Interface dataset entries

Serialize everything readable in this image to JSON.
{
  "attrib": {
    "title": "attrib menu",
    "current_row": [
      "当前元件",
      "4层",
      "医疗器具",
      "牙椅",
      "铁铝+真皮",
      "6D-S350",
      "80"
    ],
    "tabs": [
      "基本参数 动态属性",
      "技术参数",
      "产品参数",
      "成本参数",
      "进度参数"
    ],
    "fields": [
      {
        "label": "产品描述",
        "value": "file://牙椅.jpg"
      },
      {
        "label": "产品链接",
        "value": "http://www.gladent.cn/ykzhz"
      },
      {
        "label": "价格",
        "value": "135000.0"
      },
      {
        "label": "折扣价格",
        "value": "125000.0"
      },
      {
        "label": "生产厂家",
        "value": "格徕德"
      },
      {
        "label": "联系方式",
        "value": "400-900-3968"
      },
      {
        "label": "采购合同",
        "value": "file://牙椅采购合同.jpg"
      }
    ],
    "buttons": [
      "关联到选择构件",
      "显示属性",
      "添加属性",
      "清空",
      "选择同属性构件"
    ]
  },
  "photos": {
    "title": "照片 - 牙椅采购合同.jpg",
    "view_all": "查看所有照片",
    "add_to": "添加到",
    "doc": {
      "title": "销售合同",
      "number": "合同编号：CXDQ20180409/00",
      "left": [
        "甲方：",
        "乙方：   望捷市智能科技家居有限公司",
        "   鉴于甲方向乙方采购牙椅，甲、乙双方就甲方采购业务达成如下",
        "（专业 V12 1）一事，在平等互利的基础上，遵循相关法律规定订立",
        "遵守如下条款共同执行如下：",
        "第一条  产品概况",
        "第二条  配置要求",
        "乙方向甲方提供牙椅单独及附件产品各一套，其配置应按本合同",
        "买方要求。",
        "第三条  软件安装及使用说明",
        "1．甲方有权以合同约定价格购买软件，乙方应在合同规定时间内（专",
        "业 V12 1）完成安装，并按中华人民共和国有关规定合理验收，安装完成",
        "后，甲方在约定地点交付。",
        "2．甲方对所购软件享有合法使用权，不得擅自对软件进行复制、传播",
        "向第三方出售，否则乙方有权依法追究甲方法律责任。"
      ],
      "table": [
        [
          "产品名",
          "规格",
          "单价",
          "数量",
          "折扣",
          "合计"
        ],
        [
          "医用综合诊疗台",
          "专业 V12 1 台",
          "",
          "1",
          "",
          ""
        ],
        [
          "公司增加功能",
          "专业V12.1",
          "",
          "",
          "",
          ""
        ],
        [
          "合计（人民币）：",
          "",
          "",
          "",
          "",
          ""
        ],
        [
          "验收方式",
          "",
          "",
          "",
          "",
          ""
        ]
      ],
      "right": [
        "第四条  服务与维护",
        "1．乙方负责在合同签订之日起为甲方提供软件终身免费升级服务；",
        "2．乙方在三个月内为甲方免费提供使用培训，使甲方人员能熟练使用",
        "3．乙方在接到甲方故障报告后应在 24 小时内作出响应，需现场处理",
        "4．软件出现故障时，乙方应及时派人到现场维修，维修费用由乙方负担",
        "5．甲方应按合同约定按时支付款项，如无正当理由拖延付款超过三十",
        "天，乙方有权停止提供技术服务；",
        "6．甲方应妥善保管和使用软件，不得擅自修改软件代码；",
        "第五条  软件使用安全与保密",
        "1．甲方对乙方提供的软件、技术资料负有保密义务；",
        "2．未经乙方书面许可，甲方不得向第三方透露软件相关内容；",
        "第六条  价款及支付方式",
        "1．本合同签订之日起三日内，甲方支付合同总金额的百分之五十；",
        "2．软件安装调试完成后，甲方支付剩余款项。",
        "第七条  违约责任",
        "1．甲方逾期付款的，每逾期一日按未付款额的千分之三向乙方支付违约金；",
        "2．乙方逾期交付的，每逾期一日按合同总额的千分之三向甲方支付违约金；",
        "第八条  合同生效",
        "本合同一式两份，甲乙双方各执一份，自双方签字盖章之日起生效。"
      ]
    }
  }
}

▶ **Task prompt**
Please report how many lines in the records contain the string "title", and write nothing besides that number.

▶ **Answer to this problem**
3